My capabilities as a researcher and an academic. When I came into the PhD programme, I was incredibly insecure and felt completely inadequate compared to my extremely well-read and cerebral colleagues. I have continually surprised myself in my abilities to overcome obstacles, to learn new skills, and to develop professionally. I am far from the finished product, but it feels great to know how far I’ve come over the past three years.


What do you think makes a good researcher?

Among other qualities, a willingness to adapt your work, learn from your mistakes, and allow yourself to ‘fail’. I found very quickly on my fieldwork trips to Austria and South Africa that research rarely pans out the way you planned it, and many of my efforts simply did not yield the results I wanted. It would have been easy to be disheartened and to doubt my fundamental abilities as a researcher, and of course I had to adapt my research accordingly. Most of us will have a strong project that stands up to scrutiny, regardless of a few unhelpful interviews or closed archives.

My colleague here at Aberystwyth, Katarina Kušić, has co-edited a book on these issues recently, and I’d strongly advise all early-career researchers to have a read before they head out into the field, be that physically or virtually.


What do you plan to do once the research is ‘completed’: would you like to stay in academia? What other options would you consider? 

I am hoping to stay in academia, either to continue this research project with a post-doc and expand it beyond South Africa, or work on something else: I have ideas for a research agenda in development, related to nuclear politics but also perhaps broadening the scope of analysis to other technologies with an 'uncanny' aspect to them and how they relate to the international. I am also pursuing a teaching qualification and would really like the opportunity to develop my skills in that area via a teaching fellowship or similar role.

If I go outside of academia, I would certainly hope to work in a research position.


Any advice for early-career researchers, either in your field or more generally?

First, learn to teach well and take a teaching course if you can.
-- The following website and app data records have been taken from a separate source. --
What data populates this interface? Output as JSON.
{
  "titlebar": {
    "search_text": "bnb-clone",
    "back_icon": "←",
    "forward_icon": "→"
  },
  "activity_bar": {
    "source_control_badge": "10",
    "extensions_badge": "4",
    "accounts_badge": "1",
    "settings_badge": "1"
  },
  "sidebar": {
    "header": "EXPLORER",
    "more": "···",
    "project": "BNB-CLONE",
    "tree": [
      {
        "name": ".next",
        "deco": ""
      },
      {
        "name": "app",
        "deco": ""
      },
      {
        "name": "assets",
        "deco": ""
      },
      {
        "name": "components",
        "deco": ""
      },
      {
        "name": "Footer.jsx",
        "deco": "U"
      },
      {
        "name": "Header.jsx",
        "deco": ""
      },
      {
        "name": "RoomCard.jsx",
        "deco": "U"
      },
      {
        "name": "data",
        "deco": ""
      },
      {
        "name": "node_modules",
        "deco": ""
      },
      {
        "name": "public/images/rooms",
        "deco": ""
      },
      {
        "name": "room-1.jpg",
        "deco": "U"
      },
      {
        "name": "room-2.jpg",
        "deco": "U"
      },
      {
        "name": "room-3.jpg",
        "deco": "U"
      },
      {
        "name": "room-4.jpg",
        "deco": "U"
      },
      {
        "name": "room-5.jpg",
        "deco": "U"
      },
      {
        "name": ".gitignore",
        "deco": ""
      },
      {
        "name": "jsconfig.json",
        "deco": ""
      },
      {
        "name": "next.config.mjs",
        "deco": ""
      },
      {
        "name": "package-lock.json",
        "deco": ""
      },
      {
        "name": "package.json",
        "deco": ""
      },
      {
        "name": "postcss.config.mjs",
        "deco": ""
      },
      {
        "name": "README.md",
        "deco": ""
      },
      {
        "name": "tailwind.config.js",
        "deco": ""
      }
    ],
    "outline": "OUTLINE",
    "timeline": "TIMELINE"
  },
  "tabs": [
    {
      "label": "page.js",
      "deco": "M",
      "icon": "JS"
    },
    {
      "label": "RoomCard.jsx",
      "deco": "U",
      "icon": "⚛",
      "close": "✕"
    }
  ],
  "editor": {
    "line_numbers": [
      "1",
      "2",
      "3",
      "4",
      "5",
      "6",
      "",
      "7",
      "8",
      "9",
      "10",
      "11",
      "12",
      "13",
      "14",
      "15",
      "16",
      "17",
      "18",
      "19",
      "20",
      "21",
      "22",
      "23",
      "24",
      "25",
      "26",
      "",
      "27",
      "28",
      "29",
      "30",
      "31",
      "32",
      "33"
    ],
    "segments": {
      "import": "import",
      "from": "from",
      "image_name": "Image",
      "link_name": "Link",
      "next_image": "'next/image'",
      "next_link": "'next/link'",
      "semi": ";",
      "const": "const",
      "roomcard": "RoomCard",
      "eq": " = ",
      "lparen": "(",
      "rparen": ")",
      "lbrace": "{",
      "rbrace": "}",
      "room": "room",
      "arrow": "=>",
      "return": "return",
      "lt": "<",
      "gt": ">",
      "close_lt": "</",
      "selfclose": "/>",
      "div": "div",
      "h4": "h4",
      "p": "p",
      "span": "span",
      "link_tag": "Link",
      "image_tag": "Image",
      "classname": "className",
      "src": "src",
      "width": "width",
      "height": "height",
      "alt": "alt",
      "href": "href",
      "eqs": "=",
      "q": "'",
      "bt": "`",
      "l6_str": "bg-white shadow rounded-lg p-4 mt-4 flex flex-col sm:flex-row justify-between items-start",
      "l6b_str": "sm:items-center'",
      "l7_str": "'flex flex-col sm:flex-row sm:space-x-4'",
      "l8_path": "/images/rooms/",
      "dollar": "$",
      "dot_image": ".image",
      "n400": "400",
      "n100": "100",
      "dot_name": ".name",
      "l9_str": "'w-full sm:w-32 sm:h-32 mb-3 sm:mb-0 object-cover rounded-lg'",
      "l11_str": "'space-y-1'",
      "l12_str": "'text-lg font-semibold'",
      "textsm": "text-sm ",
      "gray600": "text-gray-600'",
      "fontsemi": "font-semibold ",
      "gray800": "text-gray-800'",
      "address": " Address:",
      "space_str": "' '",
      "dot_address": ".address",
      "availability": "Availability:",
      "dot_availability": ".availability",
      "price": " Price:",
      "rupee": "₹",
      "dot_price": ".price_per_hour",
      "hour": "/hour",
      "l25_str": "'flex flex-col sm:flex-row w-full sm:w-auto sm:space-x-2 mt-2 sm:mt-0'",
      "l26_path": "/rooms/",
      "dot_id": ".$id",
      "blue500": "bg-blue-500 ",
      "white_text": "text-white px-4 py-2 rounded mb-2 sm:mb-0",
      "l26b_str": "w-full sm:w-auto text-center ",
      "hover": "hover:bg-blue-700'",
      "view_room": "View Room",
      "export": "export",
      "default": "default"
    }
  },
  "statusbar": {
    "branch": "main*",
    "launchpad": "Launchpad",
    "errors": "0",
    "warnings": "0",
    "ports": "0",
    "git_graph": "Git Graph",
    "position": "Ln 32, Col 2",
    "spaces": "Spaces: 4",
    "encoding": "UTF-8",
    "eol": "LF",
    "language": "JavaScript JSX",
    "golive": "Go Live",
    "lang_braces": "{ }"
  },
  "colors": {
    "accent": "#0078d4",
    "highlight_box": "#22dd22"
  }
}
Research is only half the job—even less for early-career researchers.

Second, join BISA and get involved with the PGN! Of course, I’m biased here, but working with BISA has given me the most valuable experiences of my entire PhD in terms of professional development, networking, and preparing to strike out into a very difficult academic job market. It has been an extremely important part of my academic experience so far and given me opportunities that I did not even know existed, and I can’t stress enough how useful it has been.